Wednesday, May 12, 2010

Cottonseed for Cancer

No, it is not the whole cottonseed, it is a purified derivative of its extract called Gossypol. When this compound was tested against human prostate cancer in mice, the cancer was completely wiped out.

Cancer cells express proteins to resist chemotherapy and radiation, so that it can prevent cell death (apoptosis). There are 6 varieties of these anti-apoptotic proteins and they are expressed differently in different cancers. Targeting the right one protein may not be enough to kill cancer cells, as they often express more than one and can select for an "escape" protein and continue to prosper.

The new compound inhibits all six anti-apoptotic proteins. Its broad spectrum activity could make current cancer treatment more effective by preparing malignant cells to die.

Read the details ...
Cancer: Trapping the escape artist

Tuesday, May 11, 2010

Eating Nuts Associated with Improvements in Cholesterol Levels

Nuts are Alternative to Mediterranian Diet

Consuming more nuts appears to be associated with improvements in blood cholesterol levels.
According to the pooled analysis of 25 trials, participants who consumed an average of 67 grams (about 2.4 ounces) of nuts per day, were found to have an average 5.1 percent reduction in total cholesterol concentration, a 7.4 percent reduction in low-density lipoprotein (LDL, or "bad" cholesterol) and an 8.3 percent change in ratio of LDL cholesterol to high-density lipoprotein (HDL, or "good" cholesterol). In addition, triglyceride levels declined by 10.2 percent among individuals with high triglyceride levels (at least 150 milligrams per deciliter), although not among those with lower levels.

the lipid-lowering effects of nut consumption were greatest among subjects with high baseline LDL-C and with low body mass index and among those consuming Western diets.

Read the details ....

Eating nuts associated with improvements in cholesterol levels

Flaxseed and Ovarian Cancer Prognosis

Flaxseed-fed chickens shed light on ovarian cancer
It has been recently discovered that a diet enriched with flaxseed decreases severity of ovarian cancer and increases survival in hens.

Janice Bahr, a professor emerita in the U of I Department of Animal Sciences said "In hens fed flaxseed, we found that more tumors were confined to the ovary and they had less metastatic spread,".
She added "This is an important finding as the metastases that accompany late-stage ovarian cancer are the main cause of death from this disease. If the cancer is found at an early stage, when the tumor is still confined to the ovary, women have a much better prognosis and more treatment options."

2-year-old laying hens (hens that have ovulated as many times as a woman entering menopause) were submitted to the clinical trial, since "The chicken is the only animal that spontaneously develops ovarian cancer on the surface of the ovaries like humans" according to Professor Bahr.
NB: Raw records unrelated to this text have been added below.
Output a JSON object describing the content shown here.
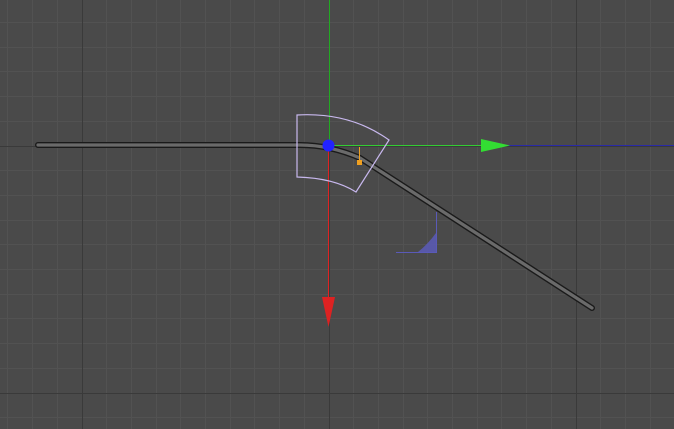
{
  "viewport": {
    "background_color": "#4a4a4a",
    "grid_minor_color": "#525252",
    "grid_major_color": "#3a3a3a"
  },
  "axes": {
    "x_color": "#33cc33",
    "y_color": "#dd2222",
    "z_color": "#2a2aa8",
    "vertical_guide_color": "#22aa22"
  },
  "spline": {
    "outer_color": "#1a1a1a",
    "inner_color": "#6a6a6a"
  },
  "gizmo": {
    "rotation_arc_color": "#c8b8ee",
    "pivot_color": "#2222ff",
    "handle_color": "#f0a020",
    "angle_indicator_color": "#5a5ab8"
  }
}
It is thought that inflammation associated with continuous ovulation leaves ovarian surface epithelial cells susceptible to malignant transformation. The observation that egg-laying domestic hens frequently develop ovarian cancer supports this hypothesis.

According to Bahr, 25,000 women are diagnosed with ovarian cancer each year and 15,000 die. The incidences of death in other cancers have dropped recently, but ovarian cancer death rates have remained the same.

Risks of Missuse of Potent Drugs

C. diff Infections, Fractures Linked to Acid Reflux Drugs
Proton Pump Inhibitors (PPIs) like Aciphex, Dexilant, Nexium, Prevacid, Prilosec, and Protonix are  the most powerful class of antacid drugs.  The drugs do a great job of reducing stomach acids. PPIs are supposed to be used only for serious conditions, but often they are taken for simple heartburn, and doctors tend to overprescribe PPIs for hospitalized patients, they write 113,4 million prescriptions for the drugs. Two, Prevacid and Prilosec, are available without prescription.

Now Boston Medical Center researcher Amy Linsky, MD, and colleagues find that hospital patients treated for C. difficile infections (hard-to-cure bacteria that causes severe diarrhea) are 42% more likely to have their C. diff infection come back if they take PPIs (a 25.2% risk vs. an 18.5% risk). Another study found that the risk for patients taking PPIs is higher is higher than for those taking H2 Receptor Antagonists or no antacids.

Although the risk is not so great ( a little below 2 percent), but about 60% of U.S. hospital patients get antacids.

Other researchers found that there is a risk of developing fractures.

The benefits of PPIs may not justify their risks for many people, suggests Mitchell H. Katz, MD, of the San Francisco Department of Public Health.

Twitter Updates